> [What is required]
In the records below, find each line holding the word "JSON" and copy it.
Start of Extracted records
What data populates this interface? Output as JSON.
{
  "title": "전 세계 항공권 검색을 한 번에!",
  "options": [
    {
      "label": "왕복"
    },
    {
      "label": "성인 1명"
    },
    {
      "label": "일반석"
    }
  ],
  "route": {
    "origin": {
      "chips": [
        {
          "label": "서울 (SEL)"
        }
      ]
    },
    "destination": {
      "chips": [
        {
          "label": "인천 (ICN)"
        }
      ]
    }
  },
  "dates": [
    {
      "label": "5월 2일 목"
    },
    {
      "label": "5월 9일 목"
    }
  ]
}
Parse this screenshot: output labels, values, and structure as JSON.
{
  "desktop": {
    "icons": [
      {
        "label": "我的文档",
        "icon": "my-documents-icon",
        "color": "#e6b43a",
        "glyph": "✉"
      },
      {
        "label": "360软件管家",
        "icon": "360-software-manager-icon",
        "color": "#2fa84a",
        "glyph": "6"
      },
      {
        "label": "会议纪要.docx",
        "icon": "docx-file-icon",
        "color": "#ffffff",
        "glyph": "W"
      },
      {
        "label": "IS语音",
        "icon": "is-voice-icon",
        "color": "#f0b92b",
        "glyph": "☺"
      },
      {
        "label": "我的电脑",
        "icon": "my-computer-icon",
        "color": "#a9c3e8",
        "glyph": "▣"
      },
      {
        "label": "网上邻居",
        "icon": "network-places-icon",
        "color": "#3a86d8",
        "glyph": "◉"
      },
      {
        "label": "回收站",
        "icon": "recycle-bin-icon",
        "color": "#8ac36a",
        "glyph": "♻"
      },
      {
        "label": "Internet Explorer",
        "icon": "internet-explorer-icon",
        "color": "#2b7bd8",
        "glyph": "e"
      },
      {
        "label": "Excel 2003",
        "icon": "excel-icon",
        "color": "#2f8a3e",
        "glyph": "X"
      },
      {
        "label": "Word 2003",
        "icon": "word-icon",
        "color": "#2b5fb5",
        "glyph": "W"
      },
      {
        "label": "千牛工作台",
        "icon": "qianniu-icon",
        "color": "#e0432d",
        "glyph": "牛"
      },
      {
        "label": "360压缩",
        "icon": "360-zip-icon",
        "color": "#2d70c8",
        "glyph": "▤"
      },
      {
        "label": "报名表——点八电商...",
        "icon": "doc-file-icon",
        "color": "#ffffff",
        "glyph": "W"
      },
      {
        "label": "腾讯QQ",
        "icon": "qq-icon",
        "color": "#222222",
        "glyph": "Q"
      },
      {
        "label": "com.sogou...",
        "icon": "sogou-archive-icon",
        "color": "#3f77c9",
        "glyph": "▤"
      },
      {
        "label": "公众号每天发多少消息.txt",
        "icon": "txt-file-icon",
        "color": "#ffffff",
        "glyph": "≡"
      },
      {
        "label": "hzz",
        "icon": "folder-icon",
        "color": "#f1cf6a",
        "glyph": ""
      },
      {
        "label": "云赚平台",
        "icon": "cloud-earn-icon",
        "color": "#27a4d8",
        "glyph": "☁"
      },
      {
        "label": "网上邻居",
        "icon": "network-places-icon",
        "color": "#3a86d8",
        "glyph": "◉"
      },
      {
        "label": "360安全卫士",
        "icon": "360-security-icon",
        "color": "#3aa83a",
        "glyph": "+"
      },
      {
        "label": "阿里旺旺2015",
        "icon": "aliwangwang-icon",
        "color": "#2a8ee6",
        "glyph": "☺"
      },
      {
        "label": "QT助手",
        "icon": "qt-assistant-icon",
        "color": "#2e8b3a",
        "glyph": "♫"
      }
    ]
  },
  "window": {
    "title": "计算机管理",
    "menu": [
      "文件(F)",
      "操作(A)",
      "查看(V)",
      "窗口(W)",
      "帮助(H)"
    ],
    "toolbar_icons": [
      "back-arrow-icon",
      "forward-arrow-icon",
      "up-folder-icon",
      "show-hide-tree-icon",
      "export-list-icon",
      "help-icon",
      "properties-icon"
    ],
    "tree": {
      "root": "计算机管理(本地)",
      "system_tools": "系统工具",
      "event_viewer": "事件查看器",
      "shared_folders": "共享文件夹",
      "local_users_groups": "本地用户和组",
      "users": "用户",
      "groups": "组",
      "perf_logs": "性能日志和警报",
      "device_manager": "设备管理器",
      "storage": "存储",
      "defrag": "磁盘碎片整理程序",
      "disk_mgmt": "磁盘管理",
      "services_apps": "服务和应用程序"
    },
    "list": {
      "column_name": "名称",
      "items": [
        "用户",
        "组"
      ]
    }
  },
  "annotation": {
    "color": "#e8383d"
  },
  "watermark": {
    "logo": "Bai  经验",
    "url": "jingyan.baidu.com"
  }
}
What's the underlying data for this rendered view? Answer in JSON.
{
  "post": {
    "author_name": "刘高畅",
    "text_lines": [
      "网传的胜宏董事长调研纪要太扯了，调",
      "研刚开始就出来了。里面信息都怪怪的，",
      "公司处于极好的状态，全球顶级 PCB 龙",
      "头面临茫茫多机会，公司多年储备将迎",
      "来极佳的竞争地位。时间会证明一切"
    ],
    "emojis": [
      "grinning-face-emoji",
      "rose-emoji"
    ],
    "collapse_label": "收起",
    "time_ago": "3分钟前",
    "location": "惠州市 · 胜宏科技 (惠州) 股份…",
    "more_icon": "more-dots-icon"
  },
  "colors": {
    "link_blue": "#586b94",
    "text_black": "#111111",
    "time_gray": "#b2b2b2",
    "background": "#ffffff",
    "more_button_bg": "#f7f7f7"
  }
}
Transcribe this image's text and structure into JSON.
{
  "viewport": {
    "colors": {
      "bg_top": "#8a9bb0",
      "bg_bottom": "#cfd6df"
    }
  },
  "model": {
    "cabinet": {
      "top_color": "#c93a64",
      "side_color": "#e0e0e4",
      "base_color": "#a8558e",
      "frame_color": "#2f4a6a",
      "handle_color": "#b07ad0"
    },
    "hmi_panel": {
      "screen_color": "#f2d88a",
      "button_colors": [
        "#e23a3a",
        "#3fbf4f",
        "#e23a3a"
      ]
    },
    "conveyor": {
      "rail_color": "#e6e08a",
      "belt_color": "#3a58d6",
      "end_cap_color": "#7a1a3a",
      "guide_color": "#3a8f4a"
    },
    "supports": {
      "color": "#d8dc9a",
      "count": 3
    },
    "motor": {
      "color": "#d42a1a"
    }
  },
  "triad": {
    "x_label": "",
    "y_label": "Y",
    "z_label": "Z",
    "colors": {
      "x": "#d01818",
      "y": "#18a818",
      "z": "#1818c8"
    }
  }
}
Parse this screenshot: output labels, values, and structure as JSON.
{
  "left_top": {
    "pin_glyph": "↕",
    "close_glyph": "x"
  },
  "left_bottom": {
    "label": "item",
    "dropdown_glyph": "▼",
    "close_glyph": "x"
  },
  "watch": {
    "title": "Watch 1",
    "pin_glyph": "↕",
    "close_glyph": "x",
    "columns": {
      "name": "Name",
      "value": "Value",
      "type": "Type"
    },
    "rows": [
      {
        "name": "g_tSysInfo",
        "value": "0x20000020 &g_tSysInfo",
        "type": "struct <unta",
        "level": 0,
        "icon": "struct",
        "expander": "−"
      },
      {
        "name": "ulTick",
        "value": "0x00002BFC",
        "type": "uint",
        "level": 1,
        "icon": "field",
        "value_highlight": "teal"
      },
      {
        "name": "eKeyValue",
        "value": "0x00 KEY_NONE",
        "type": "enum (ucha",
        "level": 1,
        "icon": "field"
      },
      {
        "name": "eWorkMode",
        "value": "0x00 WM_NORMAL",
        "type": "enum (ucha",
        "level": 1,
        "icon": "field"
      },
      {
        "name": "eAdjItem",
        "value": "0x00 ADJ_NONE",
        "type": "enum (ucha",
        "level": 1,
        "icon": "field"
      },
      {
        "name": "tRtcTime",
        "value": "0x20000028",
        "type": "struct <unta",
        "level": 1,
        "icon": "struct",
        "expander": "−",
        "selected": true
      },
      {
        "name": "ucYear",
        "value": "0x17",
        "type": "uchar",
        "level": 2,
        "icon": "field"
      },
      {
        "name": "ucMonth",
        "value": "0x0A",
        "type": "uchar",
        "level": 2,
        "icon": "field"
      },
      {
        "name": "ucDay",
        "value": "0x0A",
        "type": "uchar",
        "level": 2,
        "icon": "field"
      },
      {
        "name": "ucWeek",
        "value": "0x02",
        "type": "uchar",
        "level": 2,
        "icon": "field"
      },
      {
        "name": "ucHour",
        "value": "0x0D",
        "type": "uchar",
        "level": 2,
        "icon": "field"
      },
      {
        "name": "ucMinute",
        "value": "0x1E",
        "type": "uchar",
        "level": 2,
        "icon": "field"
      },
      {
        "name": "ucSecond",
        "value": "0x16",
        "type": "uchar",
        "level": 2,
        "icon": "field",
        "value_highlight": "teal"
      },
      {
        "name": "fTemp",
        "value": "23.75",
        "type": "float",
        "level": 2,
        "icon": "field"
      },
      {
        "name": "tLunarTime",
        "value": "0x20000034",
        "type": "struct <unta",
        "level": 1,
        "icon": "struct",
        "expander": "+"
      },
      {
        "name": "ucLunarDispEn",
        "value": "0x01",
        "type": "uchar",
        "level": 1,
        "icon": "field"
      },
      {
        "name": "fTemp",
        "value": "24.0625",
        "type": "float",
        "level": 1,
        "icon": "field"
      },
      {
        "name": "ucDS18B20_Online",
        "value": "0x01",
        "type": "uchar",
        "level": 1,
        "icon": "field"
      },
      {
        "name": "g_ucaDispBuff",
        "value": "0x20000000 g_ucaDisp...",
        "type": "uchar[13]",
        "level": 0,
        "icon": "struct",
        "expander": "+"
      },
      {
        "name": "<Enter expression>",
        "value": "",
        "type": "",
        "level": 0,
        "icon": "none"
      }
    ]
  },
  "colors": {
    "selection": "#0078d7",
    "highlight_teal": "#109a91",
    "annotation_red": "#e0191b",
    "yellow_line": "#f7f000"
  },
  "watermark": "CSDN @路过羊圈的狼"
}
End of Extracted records
> [Expected answer]
What data populates this interface? Output as JSON.
Parse this screenshot: output labels, values, and structure as JSON.
What's the underlying data for this rendered view? Answer in JSON.
Transcribe this image's text and structure into JSON.
Parse this screenshot: output labels, values, and structure as JSON.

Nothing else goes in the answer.